## WHAT YOU ARE ASKED TO DO
Below are the records; copy each line in them that holds the word "JSON".

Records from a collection
================

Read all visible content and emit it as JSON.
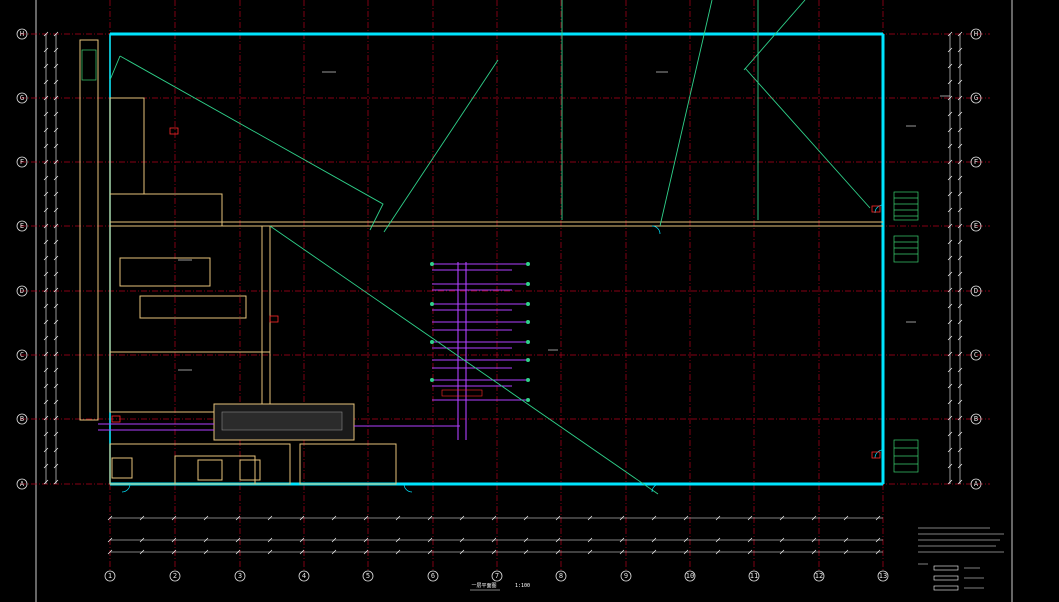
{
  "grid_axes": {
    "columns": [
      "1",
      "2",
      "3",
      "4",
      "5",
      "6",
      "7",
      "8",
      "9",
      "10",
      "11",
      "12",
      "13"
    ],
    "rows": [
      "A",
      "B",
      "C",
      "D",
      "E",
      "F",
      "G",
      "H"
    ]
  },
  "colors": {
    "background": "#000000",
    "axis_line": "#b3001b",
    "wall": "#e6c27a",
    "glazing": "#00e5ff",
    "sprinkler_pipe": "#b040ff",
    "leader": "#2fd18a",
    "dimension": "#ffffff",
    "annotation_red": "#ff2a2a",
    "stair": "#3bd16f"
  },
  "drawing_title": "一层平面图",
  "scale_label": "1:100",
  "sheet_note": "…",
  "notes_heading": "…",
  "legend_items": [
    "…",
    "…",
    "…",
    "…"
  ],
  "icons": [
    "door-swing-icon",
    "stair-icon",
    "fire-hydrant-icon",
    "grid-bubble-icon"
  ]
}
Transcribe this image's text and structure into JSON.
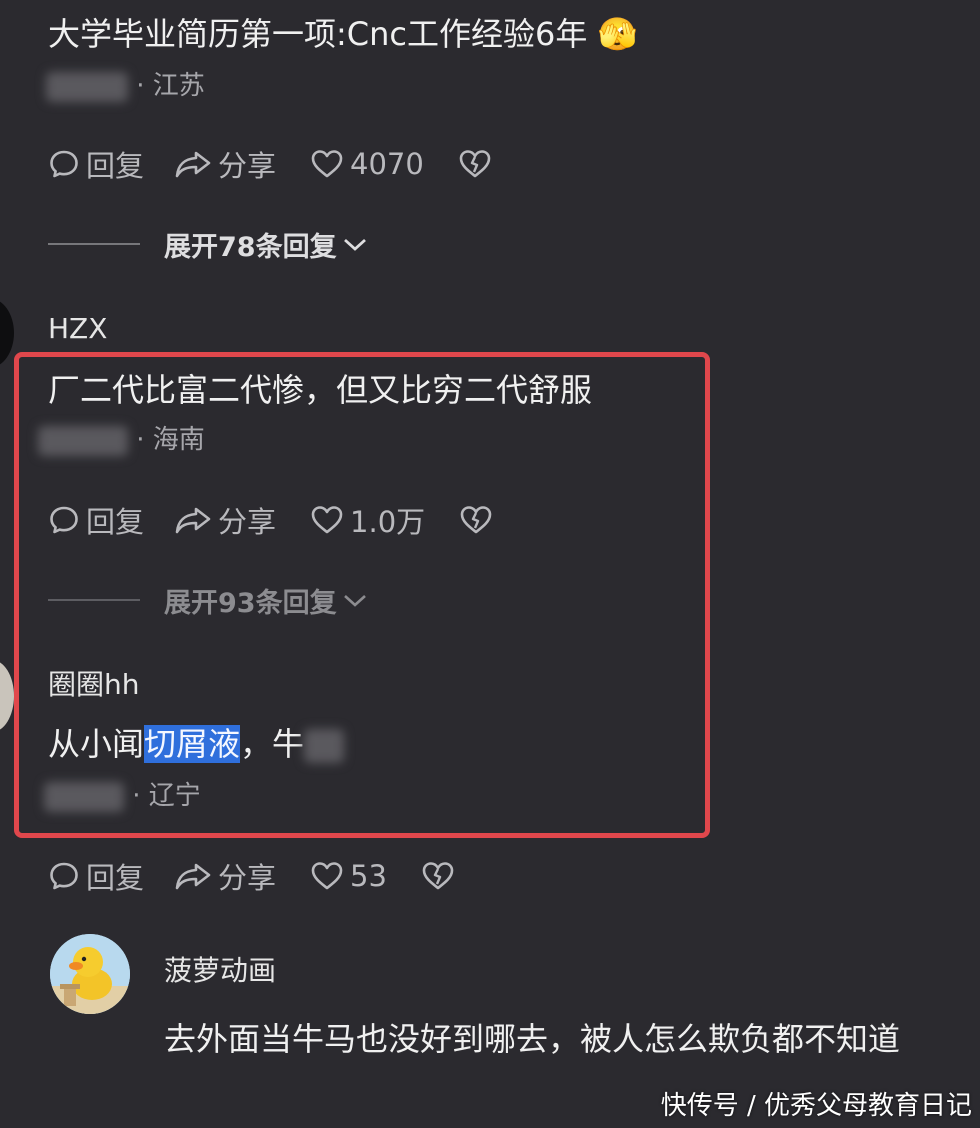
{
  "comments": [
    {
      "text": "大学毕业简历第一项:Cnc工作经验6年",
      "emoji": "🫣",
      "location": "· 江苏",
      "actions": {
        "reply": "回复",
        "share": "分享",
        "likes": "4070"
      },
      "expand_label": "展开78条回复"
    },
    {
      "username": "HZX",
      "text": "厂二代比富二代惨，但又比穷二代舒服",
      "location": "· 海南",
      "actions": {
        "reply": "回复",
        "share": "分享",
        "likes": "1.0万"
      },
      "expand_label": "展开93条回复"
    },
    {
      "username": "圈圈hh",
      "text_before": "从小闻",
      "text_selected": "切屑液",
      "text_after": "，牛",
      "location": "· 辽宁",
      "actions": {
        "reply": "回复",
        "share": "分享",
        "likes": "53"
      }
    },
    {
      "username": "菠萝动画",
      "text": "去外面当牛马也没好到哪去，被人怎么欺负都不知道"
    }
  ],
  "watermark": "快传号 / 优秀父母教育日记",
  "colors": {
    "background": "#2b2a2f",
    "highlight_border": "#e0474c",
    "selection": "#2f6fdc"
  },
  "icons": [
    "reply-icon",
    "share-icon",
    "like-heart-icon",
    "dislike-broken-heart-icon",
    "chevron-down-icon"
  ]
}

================

## REPLY TO THE EXERCISE
Read all visible content and emit it as JSON.
Transcribe this image's text and structure into JSON.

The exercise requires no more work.